This may sound counterintuitive, but the wobbly world economy is driving fine art investment like never before. Most people are short on the kind of disposable income required to purchase notable works of art these days. But the deep-pocketed 1 percent are going at art auctions hammer and tongs, ponying up record-busting sums across the fine art spectrum. Rich investors are now seeing art as a stable form of wealth management in uncertain times, especially when compared with the imperiled dollar or euro. And a lot more fun, apparently. As artist John Baldessari told The Economist, "you can acquire something much better to look at than a stock certificate." Paying a record price is considered a smooth move, fueling both the value and allure of the work, as well as the buyer's. Case in point: At an art auction at Christie's last spring, 41 works sold for more than $1 million apiece; nine for more than $10 million. In May, the 1961 Mark Rothko painting "Orange, Red, Yellow" sold for $86.9 million. And Andy Warhol's "Eight Elvises" recently garnered a cool $100 million, thank you very much.

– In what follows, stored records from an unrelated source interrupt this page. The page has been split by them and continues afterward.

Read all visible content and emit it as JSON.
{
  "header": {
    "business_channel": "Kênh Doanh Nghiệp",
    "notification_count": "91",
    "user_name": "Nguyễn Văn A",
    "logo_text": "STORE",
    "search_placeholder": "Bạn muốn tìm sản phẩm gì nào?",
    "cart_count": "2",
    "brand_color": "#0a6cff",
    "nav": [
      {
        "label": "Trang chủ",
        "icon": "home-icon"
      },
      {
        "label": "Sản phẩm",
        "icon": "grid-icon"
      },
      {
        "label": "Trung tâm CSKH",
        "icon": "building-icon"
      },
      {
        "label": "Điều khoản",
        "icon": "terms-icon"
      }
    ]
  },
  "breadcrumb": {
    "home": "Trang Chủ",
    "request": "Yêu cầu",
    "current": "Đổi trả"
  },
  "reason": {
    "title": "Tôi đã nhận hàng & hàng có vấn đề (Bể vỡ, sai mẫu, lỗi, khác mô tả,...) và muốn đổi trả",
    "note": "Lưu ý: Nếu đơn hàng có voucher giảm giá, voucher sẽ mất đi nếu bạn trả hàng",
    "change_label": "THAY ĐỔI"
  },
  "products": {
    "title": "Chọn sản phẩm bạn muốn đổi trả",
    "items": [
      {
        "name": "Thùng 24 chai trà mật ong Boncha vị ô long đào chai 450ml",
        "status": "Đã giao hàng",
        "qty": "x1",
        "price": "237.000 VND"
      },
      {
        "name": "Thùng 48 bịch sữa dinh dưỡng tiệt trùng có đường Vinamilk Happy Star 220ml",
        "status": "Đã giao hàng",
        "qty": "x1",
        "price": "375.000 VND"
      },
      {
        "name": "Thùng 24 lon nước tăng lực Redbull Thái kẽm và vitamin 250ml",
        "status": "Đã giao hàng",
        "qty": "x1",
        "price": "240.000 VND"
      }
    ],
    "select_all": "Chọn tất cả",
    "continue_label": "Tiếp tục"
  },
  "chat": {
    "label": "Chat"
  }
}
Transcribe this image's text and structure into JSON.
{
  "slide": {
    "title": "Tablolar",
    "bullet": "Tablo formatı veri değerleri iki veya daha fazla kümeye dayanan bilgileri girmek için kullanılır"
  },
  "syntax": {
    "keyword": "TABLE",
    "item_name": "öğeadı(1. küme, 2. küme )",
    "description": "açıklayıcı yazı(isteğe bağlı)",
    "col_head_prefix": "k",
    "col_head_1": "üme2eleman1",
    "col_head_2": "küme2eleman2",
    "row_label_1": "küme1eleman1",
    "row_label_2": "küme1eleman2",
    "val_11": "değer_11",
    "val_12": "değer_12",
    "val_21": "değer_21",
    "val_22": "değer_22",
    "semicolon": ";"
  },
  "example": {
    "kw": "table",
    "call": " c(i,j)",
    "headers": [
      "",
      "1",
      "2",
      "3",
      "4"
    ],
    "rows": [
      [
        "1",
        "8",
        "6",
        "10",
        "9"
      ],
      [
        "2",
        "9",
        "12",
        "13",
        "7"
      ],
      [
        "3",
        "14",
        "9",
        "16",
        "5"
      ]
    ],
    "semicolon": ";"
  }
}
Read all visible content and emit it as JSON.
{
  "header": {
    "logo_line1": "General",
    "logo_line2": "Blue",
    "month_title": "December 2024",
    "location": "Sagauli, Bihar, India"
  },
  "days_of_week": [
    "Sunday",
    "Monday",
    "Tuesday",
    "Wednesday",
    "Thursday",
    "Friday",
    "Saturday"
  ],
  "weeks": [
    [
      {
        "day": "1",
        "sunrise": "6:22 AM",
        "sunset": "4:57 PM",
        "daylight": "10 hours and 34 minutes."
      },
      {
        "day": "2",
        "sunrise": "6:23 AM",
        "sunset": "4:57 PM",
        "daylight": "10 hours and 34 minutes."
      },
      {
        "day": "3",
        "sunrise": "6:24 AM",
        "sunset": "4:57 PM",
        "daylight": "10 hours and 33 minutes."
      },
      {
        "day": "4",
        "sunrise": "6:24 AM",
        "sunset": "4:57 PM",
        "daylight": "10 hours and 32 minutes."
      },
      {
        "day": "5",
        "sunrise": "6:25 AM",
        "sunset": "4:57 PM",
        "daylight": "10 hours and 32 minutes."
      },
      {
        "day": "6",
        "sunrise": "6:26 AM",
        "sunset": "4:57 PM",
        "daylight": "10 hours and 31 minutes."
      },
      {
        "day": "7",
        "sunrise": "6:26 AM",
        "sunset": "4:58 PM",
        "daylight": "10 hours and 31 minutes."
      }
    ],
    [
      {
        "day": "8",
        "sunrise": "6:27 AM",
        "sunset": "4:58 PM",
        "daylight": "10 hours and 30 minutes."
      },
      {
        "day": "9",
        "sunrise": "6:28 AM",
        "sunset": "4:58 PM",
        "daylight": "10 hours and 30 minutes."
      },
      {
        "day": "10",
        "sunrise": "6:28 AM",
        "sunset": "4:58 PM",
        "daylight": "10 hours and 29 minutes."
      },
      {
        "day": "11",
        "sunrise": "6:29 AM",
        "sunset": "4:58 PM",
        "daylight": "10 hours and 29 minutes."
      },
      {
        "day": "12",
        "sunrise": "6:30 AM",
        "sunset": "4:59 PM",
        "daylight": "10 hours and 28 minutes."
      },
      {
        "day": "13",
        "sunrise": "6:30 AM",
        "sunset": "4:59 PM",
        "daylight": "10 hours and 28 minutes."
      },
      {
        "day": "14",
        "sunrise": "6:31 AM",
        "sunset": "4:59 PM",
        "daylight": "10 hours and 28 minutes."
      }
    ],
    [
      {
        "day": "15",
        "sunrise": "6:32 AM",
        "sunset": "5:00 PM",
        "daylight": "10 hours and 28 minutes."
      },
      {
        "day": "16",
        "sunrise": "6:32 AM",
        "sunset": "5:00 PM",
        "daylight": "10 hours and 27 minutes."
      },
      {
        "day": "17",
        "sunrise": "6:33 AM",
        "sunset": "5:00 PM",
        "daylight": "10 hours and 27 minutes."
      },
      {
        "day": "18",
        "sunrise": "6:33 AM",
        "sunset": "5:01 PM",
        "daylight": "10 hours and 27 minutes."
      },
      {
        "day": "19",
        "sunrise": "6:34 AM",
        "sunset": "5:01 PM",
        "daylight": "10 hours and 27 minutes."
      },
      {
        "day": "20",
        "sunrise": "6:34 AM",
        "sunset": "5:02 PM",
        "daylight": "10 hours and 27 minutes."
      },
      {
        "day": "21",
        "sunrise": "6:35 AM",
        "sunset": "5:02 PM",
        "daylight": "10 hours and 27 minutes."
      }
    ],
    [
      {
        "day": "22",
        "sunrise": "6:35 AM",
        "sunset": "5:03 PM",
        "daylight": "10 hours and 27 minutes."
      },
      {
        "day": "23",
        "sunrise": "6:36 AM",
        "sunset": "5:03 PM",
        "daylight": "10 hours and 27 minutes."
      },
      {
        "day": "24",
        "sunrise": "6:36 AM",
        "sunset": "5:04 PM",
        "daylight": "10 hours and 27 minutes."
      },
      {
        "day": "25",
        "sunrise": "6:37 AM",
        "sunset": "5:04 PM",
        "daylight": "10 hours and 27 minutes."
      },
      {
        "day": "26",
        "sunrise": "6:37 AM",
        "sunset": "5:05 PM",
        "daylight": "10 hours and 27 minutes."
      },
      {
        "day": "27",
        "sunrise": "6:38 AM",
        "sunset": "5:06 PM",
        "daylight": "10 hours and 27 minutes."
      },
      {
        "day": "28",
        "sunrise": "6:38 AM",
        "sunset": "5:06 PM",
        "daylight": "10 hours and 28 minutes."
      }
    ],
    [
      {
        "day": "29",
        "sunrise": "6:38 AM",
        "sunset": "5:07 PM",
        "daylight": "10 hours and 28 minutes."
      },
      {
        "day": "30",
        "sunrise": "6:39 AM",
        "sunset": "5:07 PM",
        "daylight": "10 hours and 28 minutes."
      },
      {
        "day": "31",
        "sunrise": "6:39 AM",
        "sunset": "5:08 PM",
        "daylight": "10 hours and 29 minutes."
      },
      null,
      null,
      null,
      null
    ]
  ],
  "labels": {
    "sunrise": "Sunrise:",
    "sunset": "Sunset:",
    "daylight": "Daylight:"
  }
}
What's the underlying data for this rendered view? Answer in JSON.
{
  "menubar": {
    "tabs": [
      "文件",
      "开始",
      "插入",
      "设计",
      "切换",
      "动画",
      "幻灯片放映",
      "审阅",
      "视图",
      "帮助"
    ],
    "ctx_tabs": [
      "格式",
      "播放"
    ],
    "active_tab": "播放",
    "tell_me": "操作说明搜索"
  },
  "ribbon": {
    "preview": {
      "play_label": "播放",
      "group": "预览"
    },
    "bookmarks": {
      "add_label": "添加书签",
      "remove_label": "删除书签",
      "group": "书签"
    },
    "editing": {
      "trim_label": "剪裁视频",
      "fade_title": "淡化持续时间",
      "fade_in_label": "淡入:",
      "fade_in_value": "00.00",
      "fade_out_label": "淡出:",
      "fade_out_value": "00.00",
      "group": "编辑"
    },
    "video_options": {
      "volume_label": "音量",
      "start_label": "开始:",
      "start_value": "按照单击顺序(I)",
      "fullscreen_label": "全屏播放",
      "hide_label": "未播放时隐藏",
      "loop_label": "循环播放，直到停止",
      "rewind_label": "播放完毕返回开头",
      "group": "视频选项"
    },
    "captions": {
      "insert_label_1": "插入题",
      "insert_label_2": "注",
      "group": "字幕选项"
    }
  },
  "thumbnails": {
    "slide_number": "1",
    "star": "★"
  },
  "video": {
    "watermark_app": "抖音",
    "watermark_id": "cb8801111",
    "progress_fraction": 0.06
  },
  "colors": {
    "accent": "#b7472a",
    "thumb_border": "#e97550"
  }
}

Now enter the Chinese, who know a good investment when they see one. They have quietly been paying top prices for masterpieces, and China has just recently surpassed the United States as the world's largest market for fine art. But the top is the top.
What about the rest of the market?
The news for the other 99 percent is not so hot. With all the serious money and buyers crowded onto the tip of the art market iceberg, the rest of it is crumbling because of lack of exposure and dwindling sales. Few new artists are deemed collectible, and many galleries have closed their doors. Here in Boston, nine major galleries have shuttered in the past four years. Several had been displaying art since the 1950s. The ease of browsing, locating, and buying works on the Internet is a pernicious gallery slayer. So is the bunnylike proliferation of art fairs. Works priced between $500 and $1,000 still hold appeal for younger collectors, but many artists who are down-pricing report earnings 50 to 80 percent less than what they were making before the recession of 2008 knocked the art market – and potential customers' "mad money" – for a loop.
For the moment, at least, big-name buyers and sellers will make millions, and no-name artists will continue to make art, just for the love of it.